Curiously, why is this unprecedented exhibition of Christian Louboutin held at the Palais de la Porte Dorée instead of central Paris? Retracing his birthplace provides a clue. Born in the 12th district of Paris, close to the Palais de la Porte Dorée, he has been fascinated by its architectural beauty and ornamental richness since childhood. Its tropical aquarium even attributes to the inspiration of his first design – metallic-leather Maquereau shoe.
When visitors enter the museum, a sign will immediately come in view: “Visitors are forbidden to wear high heels on the museum’s parquet floor.” Christian Louboutin reveals that this sign sparks his shoe obsession, and therefore Pigalle shoe.

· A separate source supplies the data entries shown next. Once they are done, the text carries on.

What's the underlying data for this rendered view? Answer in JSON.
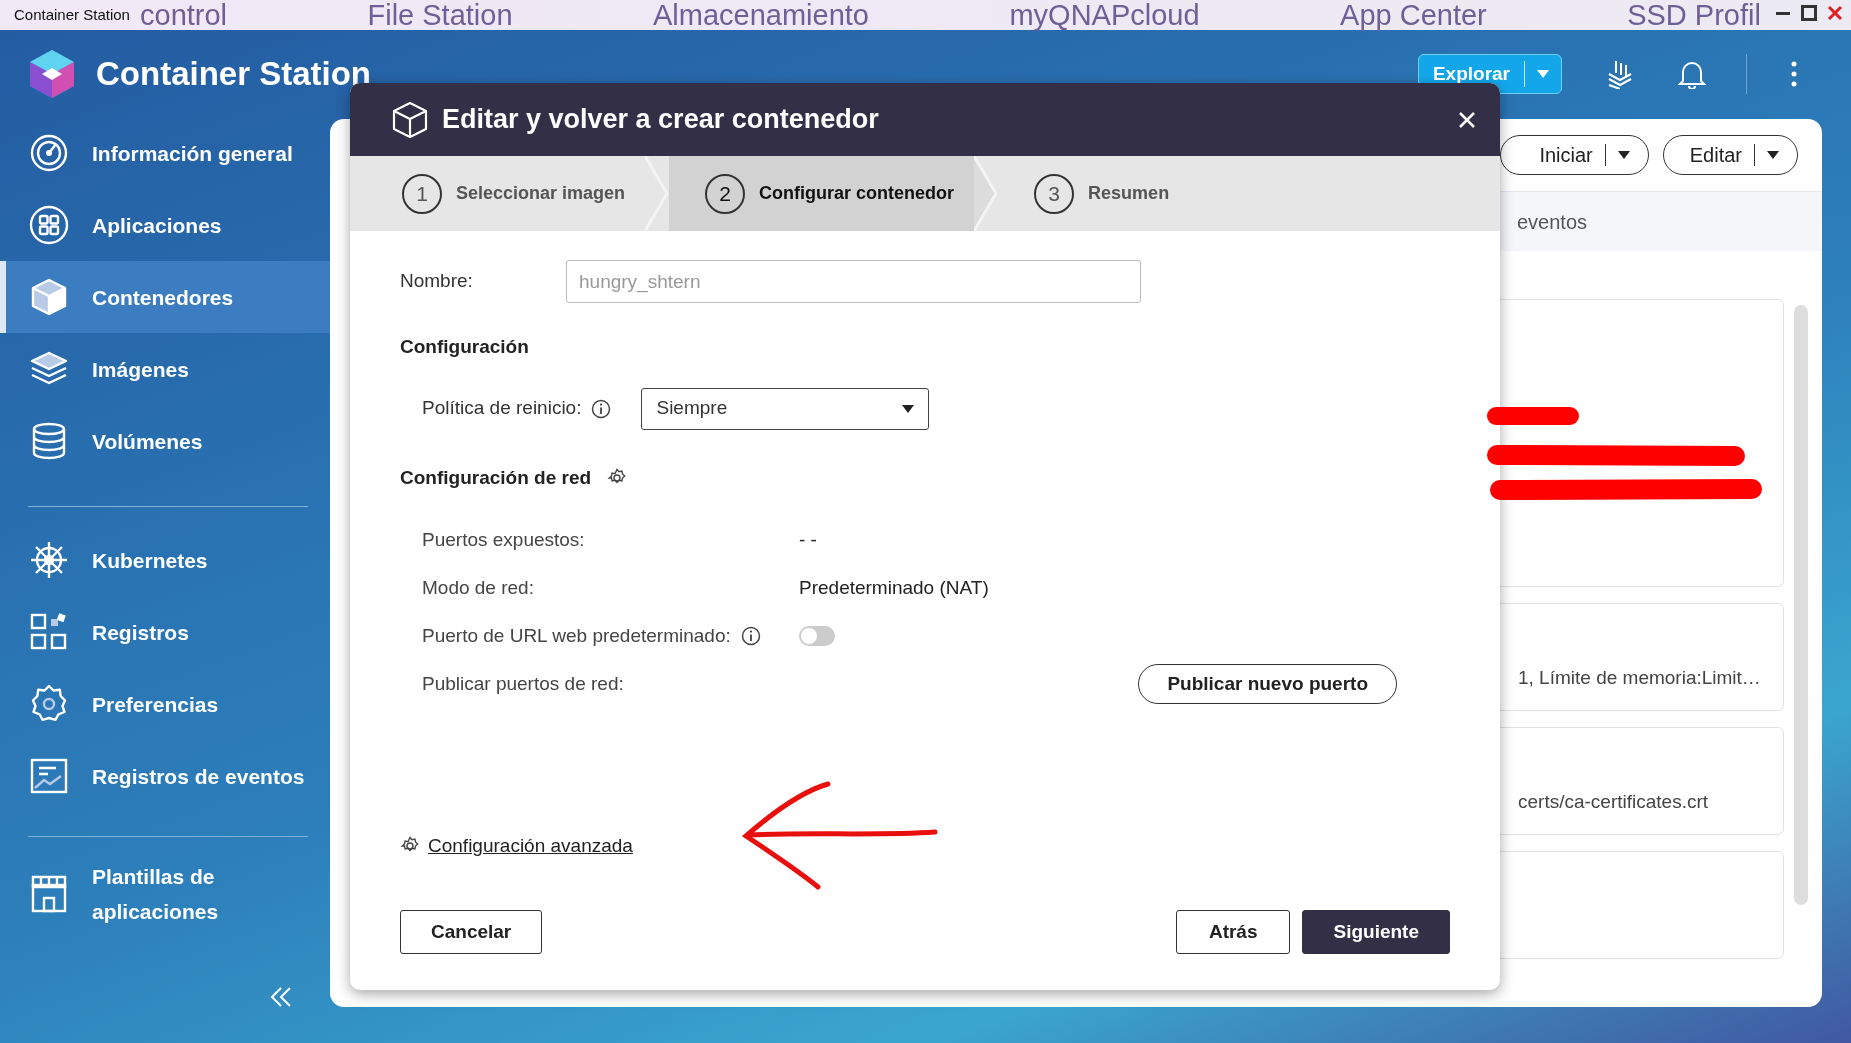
{
  "os_bar": {
    "title": "Container Station",
    "background_tabs": [
      "control",
      "File Station",
      "Almacenamiento",
      "myQNAPcloud",
      "App Center",
      "SSD Profil"
    ]
  },
  "header": {
    "app_title": "Container Station",
    "explore_button": "Explorar"
  },
  "sidebar": {
    "groups": [
      [
        {
          "label": "Información general",
          "kind": "gauge",
          "selected": false
        },
        {
          "label": "Aplicaciones",
          "kind": "apps",
          "selected": false
        },
        {
          "label": "Contenedores",
          "kind": "cube",
          "selected": true
        },
        {
          "label": "Imágenes",
          "kind": "layers",
          "selected": false
        },
        {
          "label": "Volúmenes",
          "kind": "database",
          "selected": false
        }
      ],
      [
        {
          "label": "Kubernetes",
          "kind": "helm",
          "selected": false
        },
        {
          "label": "Registros",
          "kind": "registry",
          "selected": false
        },
        {
          "label": "Preferencias",
          "kind": "gear",
          "selected": false
        },
        {
          "label": "Registros de eventos",
          "kind": "chart",
          "selected": false
        }
      ],
      [
        {
          "label": "Plantillas de aplicaciones",
          "kind": "store",
          "selected": false
        }
      ]
    ]
  },
  "background": {
    "buttons": [
      "Iniciar",
      "Editar"
    ],
    "tab": "eventos",
    "cards": [
      {
        "kind": "blank"
      },
      {
        "kind": "text",
        "text": "1, Límite de memoria:Limit…"
      },
      {
        "kind": "text",
        "text": "certs/ca-certificates.crt"
      },
      {
        "kind": "blank"
      }
    ]
  },
  "dialog": {
    "title": "Editar y volver a crear contenedor",
    "steps": [
      {
        "number": "1",
        "label": "Seleccionar imagen",
        "selected": false
      },
      {
        "number": "2",
        "label": "Configurar contenedor",
        "selected": true
      },
      {
        "number": "3",
        "label": "Resumen",
        "selected": false
      }
    ],
    "name_label": "Nombre:",
    "name_value": "hungry_shtern",
    "name_disabled": true,
    "section_title": "Configuración",
    "restart_label": "Política de reinicio:",
    "restart_value": "Siempre",
    "network_title": "Configuración de red",
    "rows": [
      {
        "label": "Puertos expuestos:",
        "kind": "text",
        "info": false,
        "value": "- -"
      },
      {
        "label": "Modo de red:",
        "kind": "text",
        "info": false,
        "value": "Predeterminado (NAT)"
      },
      {
        "label": "Puerto de URL web predeterminado:",
        "kind": "toggle",
        "info": true,
        "on": false
      },
      {
        "label": "Publicar puertos de red:",
        "kind": "button",
        "info": false,
        "button": "Publicar nuevo puerto"
      }
    ],
    "advanced_link": "Configuración avanzada",
    "cancel": "Cancelar",
    "back": "Atrás",
    "next": "Siguiente"
  }
}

The exhibition spans through 11 chapters that showcase an enormous selection of Christian Louboutin’s finest creations, including red soles that have never been on public display, past collaborations with craftsmen in Bhutan, Senegal, India, and Mexico, as well as custom shoes crafted for the likes of the burlesque star Dita von Teese, the photographer David Lynch and the musician Mika.

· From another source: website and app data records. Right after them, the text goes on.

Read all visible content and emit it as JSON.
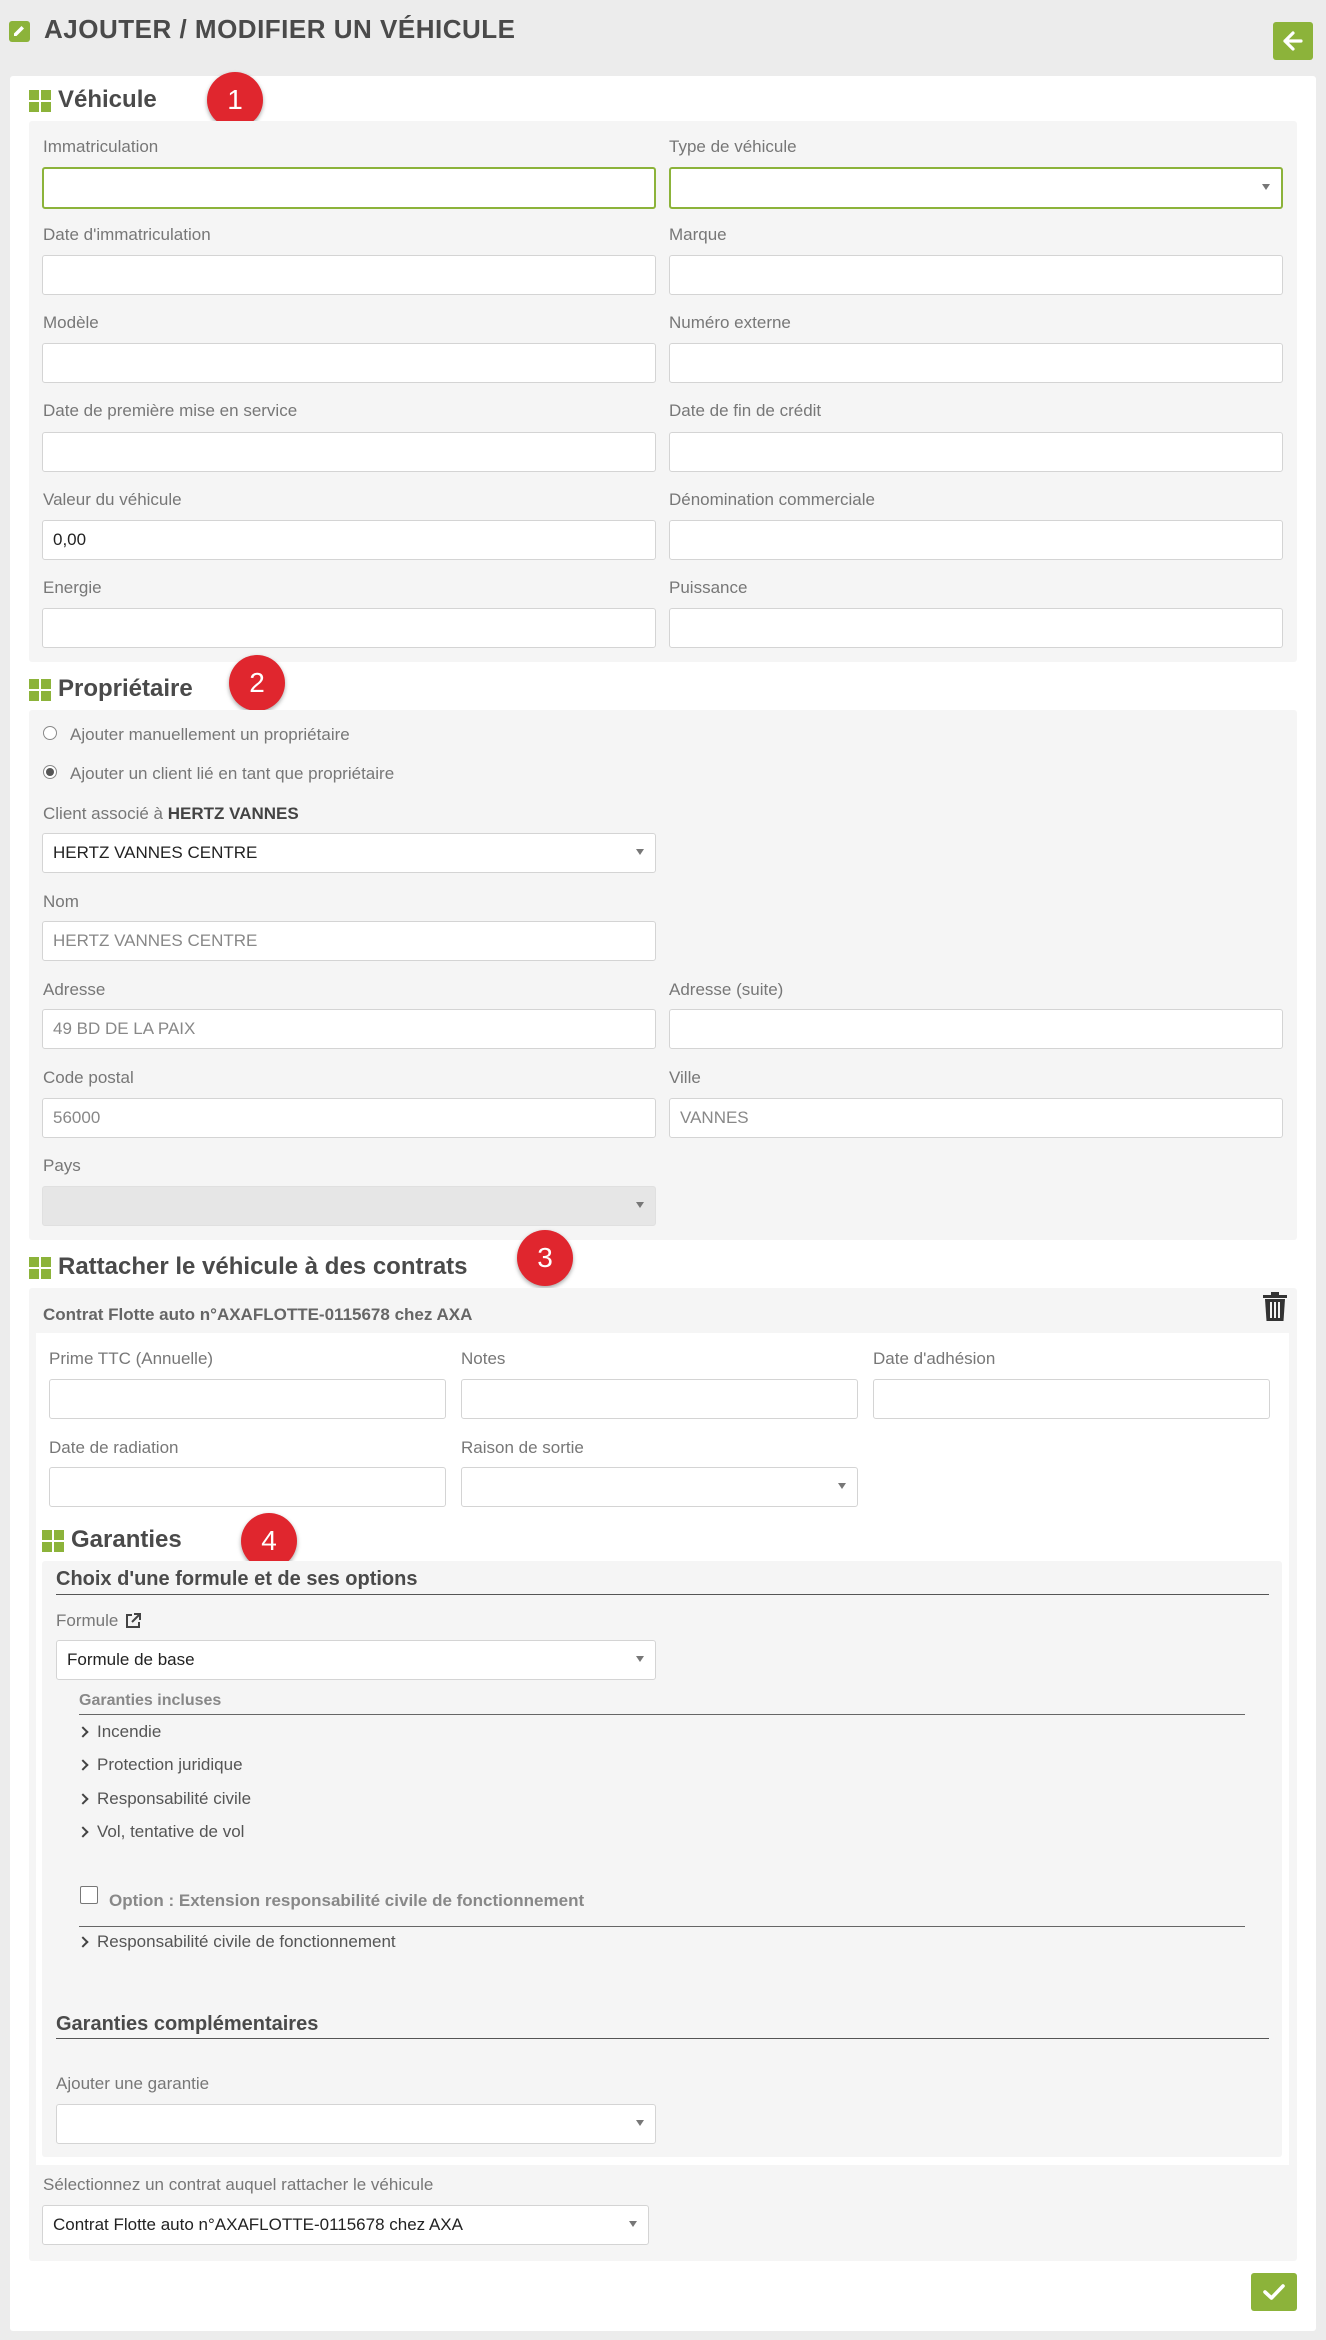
{
  "page": {
    "title": "AJOUTER / MODIFIER UN VÉHICULE",
    "accent": "#8cb33a",
    "badge_color": "#e0262e"
  },
  "badges": [
    "1",
    "2",
    "3",
    "4"
  ],
  "vehicule": {
    "title": "Véhicule",
    "immatriculation": {
      "label": "Immatriculation",
      "value": ""
    },
    "type_vehicule": {
      "label": "Type de véhicule",
      "value": ""
    },
    "date_immatriculation": {
      "label": "Date d'immatriculation",
      "value": ""
    },
    "marque": {
      "label": "Marque",
      "value": ""
    },
    "modele": {
      "label": "Modèle",
      "value": ""
    },
    "numero_externe": {
      "label": "Numéro externe",
      "value": ""
    },
    "date_premiere_mise": {
      "label": "Date de première mise en service",
      "value": ""
    },
    "date_fin_credit": {
      "label": "Date de fin de crédit",
      "value": ""
    },
    "valeur": {
      "label": "Valeur du véhicule",
      "value": "0,00"
    },
    "denomination": {
      "label": "Dénomination commerciale",
      "value": ""
    },
    "energie": {
      "label": "Energie",
      "value": ""
    },
    "puissance": {
      "label": "Puissance",
      "value": ""
    }
  },
  "proprietaire": {
    "title": "Propriétaire",
    "radio_manual": "Ajouter manuellement un propriétaire",
    "radio_client": "Ajouter un client lié en tant que propriétaire",
    "client_label_prefix": "Client associé à ",
    "client_label_bold": "HERTZ VANNES",
    "client_value": "HERTZ VANNES CENTRE",
    "nom": {
      "label": "Nom",
      "value": "HERTZ VANNES CENTRE"
    },
    "adresse": {
      "label": "Adresse",
      "value": "49  BD DE LA PAIX"
    },
    "adresse_suite": {
      "label": "Adresse (suite)",
      "value": ""
    },
    "code_postal": {
      "label": "Code postal",
      "value": "56000"
    },
    "ville": {
      "label": "Ville",
      "value": "VANNES"
    },
    "pays": {
      "label": "Pays",
      "value": ""
    }
  },
  "contrats": {
    "title": "Rattacher le véhicule à des contrats",
    "contract_title": "Contrat Flotte auto n°AXAFLOTTE-0115678 chez AXA",
    "prime": {
      "label": "Prime TTC (Annuelle)",
      "value": ""
    },
    "notes": {
      "label": "Notes",
      "value": ""
    },
    "date_adhesion": {
      "label": "Date d'adhésion",
      "value": ""
    },
    "date_radiation": {
      "label": "Date de radiation",
      "value": ""
    },
    "raison_sortie": {
      "label": "Raison de sortie",
      "value": ""
    },
    "select_label": "Sélectionnez un contrat auquel rattacher le véhicule",
    "select_value": "Contrat Flotte auto n°AXAFLOTTE-0115678 chez AXA"
  },
  "garanties": {
    "title": "Garanties",
    "choix_title": "Choix d'une formule et de ses options",
    "formule_label": "Formule",
    "formule_value": "Formule de base",
    "incluses_title": "Garanties incluses",
    "incluses": [
      "Incendie",
      "Protection juridique",
      "Responsabilité civile",
      "Vol, tentative de vol"
    ],
    "option_label": "Option : Extension responsabilité civile de fonctionnement",
    "option_items": [
      "Responsabilité civile de fonctionnement"
    ],
    "complementaires_title": "Garanties complémentaires",
    "ajouter_label": "Ajouter une garantie",
    "ajouter_value": ""
  }
}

Among all, I fall for a few red soles in particular; one of which is the Maquereau shoe mentioned earlier. Christian Louboutin, at a young age, is used to spending hours mesmerised by the luminous fish at the tropical aquarium of the Palais de la Porte Dorée. Maquereau shoe then springs from his frequent exploration. Made of metallic leather, engraved with fish-skin design… this surreal-looking shoe leaves an imprint on visitors’ memory.
Another one is Pensée shoe of 1992, the first red sole being known worldwide. This vintage is a homage to Andy Warhol’s 1960s Flowers paintings, winning the hearts of all his worshippers such as Princess Caroline of Monaco – wearing at the Bal de la Rose in 1995. No surprise, die-hard red-sole lovers are quite appealed to its remake created by Christian Louboutin himself in recent years.
The last chapter is «Imaginary Museum», shedding the light on Christian Louboutin’s sources of inspiration and reference. Artworks ranging from Wedgwood porcelain to Oscar Niemeyer Marquesa chaise, connect the exhibition to the museum’s history.
Personally speaking, the red soles designed by Christian Louboutin may not be the most comfortable pairs in the world, but their originalities trump everything. Christian Louboutin coats the soles in a striking shade of red, as if giving an identity to his label. When one can see the soles, they are highly drawn to the red identity.
Christian Louboutin, the internationally renowned footwear designer